Amos 5:24 “Let justice roll on like a river, righteousness like a never-failing stream!”
By comparing justice to the powerful current of a river (in contrast to a dry steam bed that experiences only seasonal flooding) the Lord emphasizes that justice must be constant in a society.
Corruption is like a cancer that is spreading onto healthy tissue. Jesus said, “The thief comes to steal, kill, and destroy, but I have come that you might have life more abundantly” (John 10:10).
• What checks and balances exist in our country to ensure that justice is
“constant” in the face of corruption?
• Where are our checks and balances most vulnerable to corruption?
Amos 5:15 “Hate evil, love good; maintain justice in the courts.”
There is much evil to hate and much good to love.
• When we are outraged about injustice (“much evil to hate”), why is it healthy to also recall much good to love?
“Maintain justice in the courts” Amos 5:15
Justice must be maintained constantly. Neglect of doing right leads to deterioration throughout a society. “One bad apple spoils the whole bunch.” When an apple begins to decay, it emits gases that the good apples can absorb and begin to rot also. Every person and collective society has the propensity for corruption, therefore every person and society needs a constant effort of maintaining justice.
• What is the alternative to “maintaining” justice?
Amos 5:13 “The prudent keep quiet in such times, for the times are evil.”
As we read in 5:11-12, Amos spoke to a culture that reeked with corruption. He is not placing a gag order on the people of God preventing them from speaking out against injustice. Amos himself was outspoken and crude in the words he spoke to injustice calling the rich women who were oppressing the poor “fat cows” (Amos 4:1).
When we are angry, we ratchet-up the rhetoric to protect our wounded parts and to get the attention of others.

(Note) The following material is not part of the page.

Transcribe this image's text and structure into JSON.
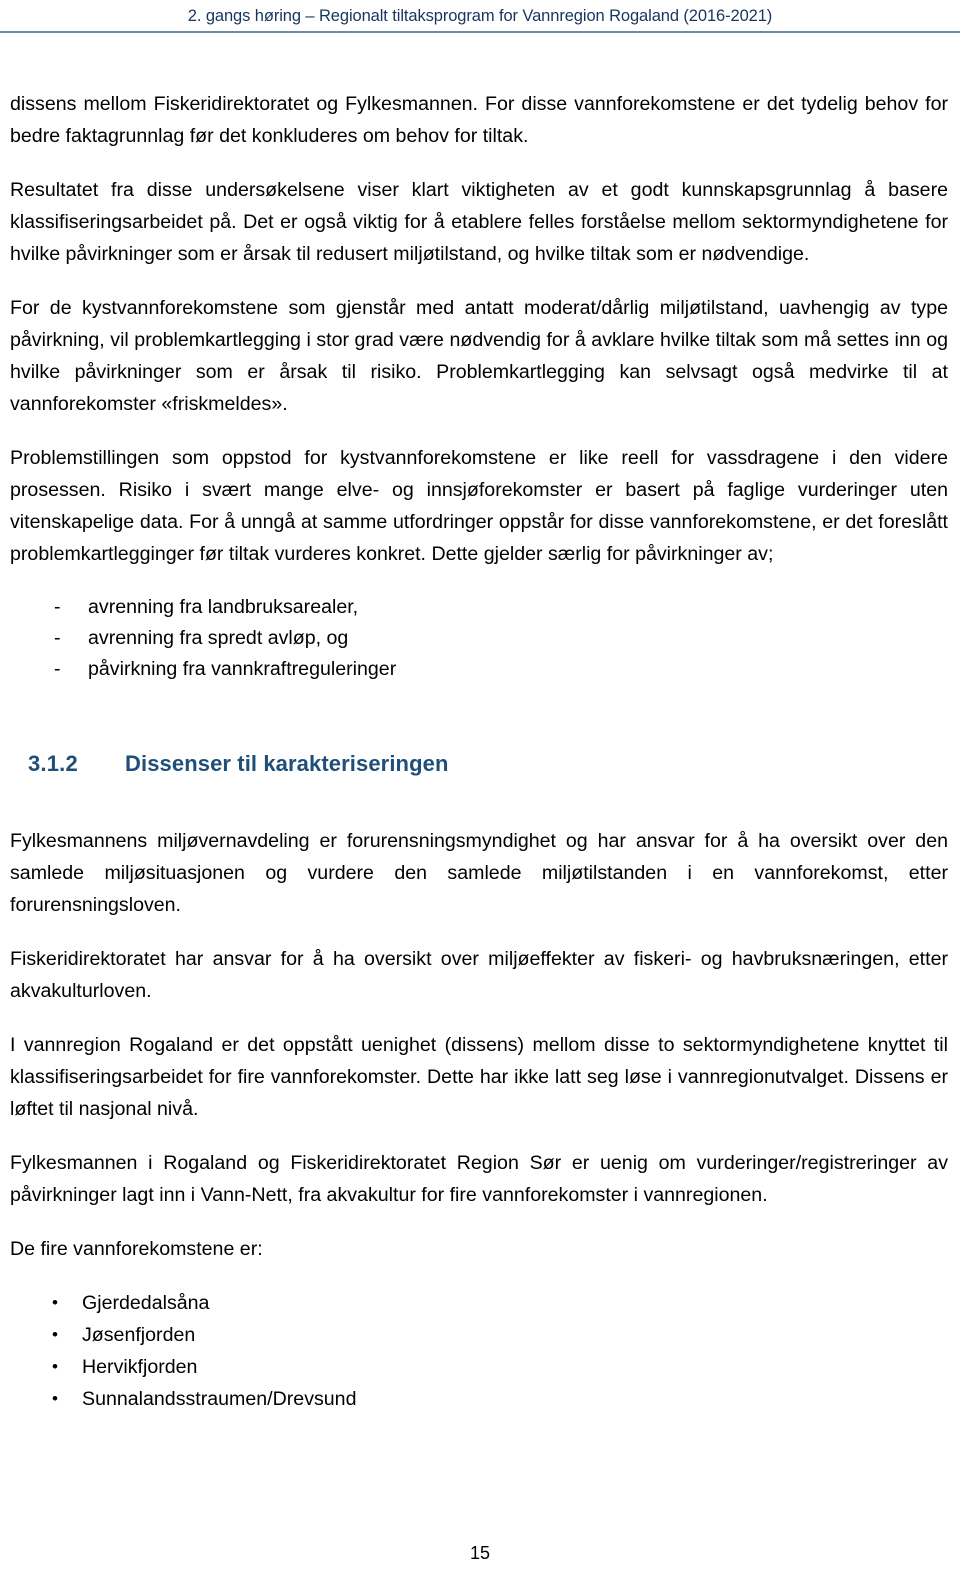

Listening helps us understand the hurting person and allows the hurting person to ratchet-down their inflammatory rhetoric.
The words of the 8th century BC prophet Amos are reflected in the first century apostle James. “Everyone should be quick to listen, slow to speak, and slow to become angry” (James 1:19).
• When you have been upset, can you recall a time when listening resulted in you taking more productive action?
Four Rules for a Better America
Dr. John Gottman, a well-respected marriage researcher, challenges us to use the insights gained from working with highly-conflicted couples to our current highly-conflict country.
Rule 1: Focus on other people’s distress with empathy. Empathy is the cornerstone for successful relationships.
Rule 2: Keep your positive versus negative comments and interactions to a ration of 5:1. The positive things you say versus the criticisms that you level should be at a 5:1 ratio at least. That means five affirming, praising, and loving tweets and Facebook posts for every critical one.
Rule 3: Avoid contempt with everybody, all the time.
Research shows that contempt (belittling and disrespectful speech/ attitudes/actions) kills relationships.
Rule 4: Learn to cooperate and have dialogue with those with whom you disagree. Before you speak, see if you can understand what the speaker before you has said. Listen to understand, and then frame you rebuttal.
• In what ways do these rules correspond to the truth proclaimed by Amos, the prophet of the Lord God Almighty in Amos 5:11-15, 24?